From a robot’s perspective, humans probably look like deeply flawed creatures: imprecise, accident-prone, injury-ridden, hazardous — walking glitches waiting to happen.
This view isn’t exactly wrong.
Dr. Jeffery Wajda, chief medical information officer at UC Davis, offers his insight into the future of digital data.
Infrastructure improvements are costly, and with too few customers spread over too great a distance, are usually not worth the return on investment for business.
But some ISPs are finding ways.
John Paul, CEO of Spiral Internet, offers his insight into rural broadband capabilities. For more from Paul, check out “The Long Reach” in our September issue. Sign up for our newsletter and we’ll email you when it’s available online.
Paulette Trainor, of Paulette Trainor Design, offers her insight into the nexus of technology and good design.

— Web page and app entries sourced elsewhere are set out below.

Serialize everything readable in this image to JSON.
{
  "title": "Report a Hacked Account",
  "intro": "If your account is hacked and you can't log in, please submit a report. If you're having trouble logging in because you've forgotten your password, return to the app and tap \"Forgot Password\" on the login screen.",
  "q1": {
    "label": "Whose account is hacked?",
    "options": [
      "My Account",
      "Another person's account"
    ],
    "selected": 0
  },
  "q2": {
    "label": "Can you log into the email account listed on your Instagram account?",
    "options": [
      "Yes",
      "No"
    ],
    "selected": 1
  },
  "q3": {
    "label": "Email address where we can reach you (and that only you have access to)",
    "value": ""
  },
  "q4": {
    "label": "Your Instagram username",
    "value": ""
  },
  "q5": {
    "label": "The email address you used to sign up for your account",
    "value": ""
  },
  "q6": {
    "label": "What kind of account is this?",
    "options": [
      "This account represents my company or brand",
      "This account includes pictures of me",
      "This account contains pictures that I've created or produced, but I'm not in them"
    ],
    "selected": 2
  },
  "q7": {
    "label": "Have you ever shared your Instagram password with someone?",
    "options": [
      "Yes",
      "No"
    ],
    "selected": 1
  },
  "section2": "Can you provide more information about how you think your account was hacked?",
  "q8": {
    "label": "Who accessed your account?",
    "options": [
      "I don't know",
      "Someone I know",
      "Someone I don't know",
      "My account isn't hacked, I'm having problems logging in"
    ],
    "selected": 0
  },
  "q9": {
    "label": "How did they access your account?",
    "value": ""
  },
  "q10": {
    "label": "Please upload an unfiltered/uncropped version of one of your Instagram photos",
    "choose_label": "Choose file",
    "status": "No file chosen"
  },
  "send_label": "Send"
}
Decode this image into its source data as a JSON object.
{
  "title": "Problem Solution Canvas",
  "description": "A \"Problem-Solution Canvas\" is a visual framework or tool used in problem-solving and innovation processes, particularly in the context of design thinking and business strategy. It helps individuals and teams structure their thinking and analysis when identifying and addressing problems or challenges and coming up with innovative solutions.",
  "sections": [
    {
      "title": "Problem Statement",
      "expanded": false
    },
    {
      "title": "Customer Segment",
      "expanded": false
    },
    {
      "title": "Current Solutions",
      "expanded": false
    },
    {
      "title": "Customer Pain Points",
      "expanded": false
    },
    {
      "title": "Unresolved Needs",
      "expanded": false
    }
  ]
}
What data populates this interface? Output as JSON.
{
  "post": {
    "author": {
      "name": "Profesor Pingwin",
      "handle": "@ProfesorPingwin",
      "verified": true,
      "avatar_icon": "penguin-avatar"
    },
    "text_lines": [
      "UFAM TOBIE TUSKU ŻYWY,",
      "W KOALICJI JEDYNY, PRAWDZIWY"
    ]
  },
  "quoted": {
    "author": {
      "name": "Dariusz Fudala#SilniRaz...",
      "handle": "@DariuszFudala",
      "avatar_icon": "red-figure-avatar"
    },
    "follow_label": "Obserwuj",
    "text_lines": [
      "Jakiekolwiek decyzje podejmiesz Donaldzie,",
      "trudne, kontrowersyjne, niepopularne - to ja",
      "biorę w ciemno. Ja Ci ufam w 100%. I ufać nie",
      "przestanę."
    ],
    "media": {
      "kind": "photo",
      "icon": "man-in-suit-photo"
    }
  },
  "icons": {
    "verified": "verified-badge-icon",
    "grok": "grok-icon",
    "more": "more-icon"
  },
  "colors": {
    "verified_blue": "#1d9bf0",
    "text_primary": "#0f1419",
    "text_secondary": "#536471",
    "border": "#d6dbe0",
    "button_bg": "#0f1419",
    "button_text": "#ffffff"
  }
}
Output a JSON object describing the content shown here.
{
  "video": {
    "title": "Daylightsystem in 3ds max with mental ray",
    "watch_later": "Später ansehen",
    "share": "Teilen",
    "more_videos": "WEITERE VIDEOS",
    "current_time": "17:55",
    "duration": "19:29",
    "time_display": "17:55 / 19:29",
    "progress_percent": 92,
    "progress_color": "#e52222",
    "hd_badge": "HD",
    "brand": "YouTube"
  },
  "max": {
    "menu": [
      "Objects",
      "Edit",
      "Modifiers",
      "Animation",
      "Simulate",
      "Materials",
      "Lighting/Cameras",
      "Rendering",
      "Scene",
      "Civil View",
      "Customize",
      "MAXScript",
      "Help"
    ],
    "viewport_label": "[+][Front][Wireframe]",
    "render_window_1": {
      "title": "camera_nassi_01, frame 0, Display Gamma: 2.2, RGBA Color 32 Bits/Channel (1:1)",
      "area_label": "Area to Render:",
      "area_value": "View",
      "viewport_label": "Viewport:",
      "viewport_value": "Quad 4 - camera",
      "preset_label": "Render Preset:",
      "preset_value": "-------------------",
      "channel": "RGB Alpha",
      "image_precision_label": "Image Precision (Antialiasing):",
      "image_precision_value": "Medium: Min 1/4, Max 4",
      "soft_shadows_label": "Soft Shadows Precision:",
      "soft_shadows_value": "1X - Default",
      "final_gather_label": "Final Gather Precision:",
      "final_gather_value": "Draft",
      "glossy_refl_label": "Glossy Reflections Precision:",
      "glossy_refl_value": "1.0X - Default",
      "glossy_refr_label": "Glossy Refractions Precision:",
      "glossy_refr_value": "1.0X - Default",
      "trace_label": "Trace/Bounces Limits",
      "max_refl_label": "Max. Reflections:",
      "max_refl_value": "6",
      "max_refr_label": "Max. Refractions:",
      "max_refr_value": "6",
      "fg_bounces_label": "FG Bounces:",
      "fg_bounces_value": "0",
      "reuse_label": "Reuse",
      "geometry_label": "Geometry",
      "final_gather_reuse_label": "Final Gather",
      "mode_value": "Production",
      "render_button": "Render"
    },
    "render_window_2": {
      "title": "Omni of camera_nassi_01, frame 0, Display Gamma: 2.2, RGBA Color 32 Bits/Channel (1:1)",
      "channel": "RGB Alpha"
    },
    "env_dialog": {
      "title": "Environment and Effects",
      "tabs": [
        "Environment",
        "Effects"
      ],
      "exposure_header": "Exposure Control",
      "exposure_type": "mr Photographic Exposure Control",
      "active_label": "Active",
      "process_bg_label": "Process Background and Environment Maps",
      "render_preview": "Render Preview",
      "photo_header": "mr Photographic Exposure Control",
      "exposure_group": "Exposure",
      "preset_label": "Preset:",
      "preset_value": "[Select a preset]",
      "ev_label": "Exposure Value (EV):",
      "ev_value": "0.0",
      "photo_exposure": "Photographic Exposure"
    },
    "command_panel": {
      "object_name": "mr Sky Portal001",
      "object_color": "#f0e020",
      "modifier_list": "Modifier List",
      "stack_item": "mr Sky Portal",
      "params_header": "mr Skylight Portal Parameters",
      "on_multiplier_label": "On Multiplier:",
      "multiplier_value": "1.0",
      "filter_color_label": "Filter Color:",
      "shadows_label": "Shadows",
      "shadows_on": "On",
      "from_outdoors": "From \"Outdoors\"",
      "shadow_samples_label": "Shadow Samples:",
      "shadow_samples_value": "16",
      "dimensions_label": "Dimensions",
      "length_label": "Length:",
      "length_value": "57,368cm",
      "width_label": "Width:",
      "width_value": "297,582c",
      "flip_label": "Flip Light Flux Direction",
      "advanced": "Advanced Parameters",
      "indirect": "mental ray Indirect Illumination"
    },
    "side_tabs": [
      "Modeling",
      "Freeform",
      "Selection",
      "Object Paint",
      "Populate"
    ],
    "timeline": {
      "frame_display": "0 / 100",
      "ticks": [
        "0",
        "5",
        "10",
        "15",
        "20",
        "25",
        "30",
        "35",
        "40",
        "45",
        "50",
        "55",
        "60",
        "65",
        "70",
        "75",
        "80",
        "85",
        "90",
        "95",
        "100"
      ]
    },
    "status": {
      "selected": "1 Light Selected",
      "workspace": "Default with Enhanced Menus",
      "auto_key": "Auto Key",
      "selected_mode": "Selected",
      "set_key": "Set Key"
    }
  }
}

We’ve all been there: You’re waiting to give a big presentation, maybe you dread public speaking, and you feel your stomach twist itself into a pretzel. Or maybe you meet someone new, someone interesting, and when they make eye contact you feel your stomach do a joyful little flip. It happens all of the time. We feel things before we have time to mentally process.
Jason Guardino, a gastroenterologist and an assistant physician in chief at Kaiser Permanente South Sacramento Medical Center, gives his perspective on how our guts have become front and center in the understanding of our overall health.
When Adrian Cummings arrived for his first Startup Hustle session, he had the prototype for an idea — a complete light kit for bicycles — but no customer research, business plan or marketing concept.
In the 27 years I have lived in Davis, there has only been one sizeable business park with wet lab space for life sciences and ag biotechnology companies, which is University Research Park at the corner of Drew Avenue and Richards Boulevard. Each and every time another proposed development for wet lab space comes up to the Davis City Council or to voters, it fails to get a green light.
Children at River Oaks Elementary School in Galt are more than just students. They’re scientists in the classroom and they do what scientists do — observe, ask questions, identify problems, gather data, analyze it and apply this knowledge in science, technology, engineering and mathematics to the real world.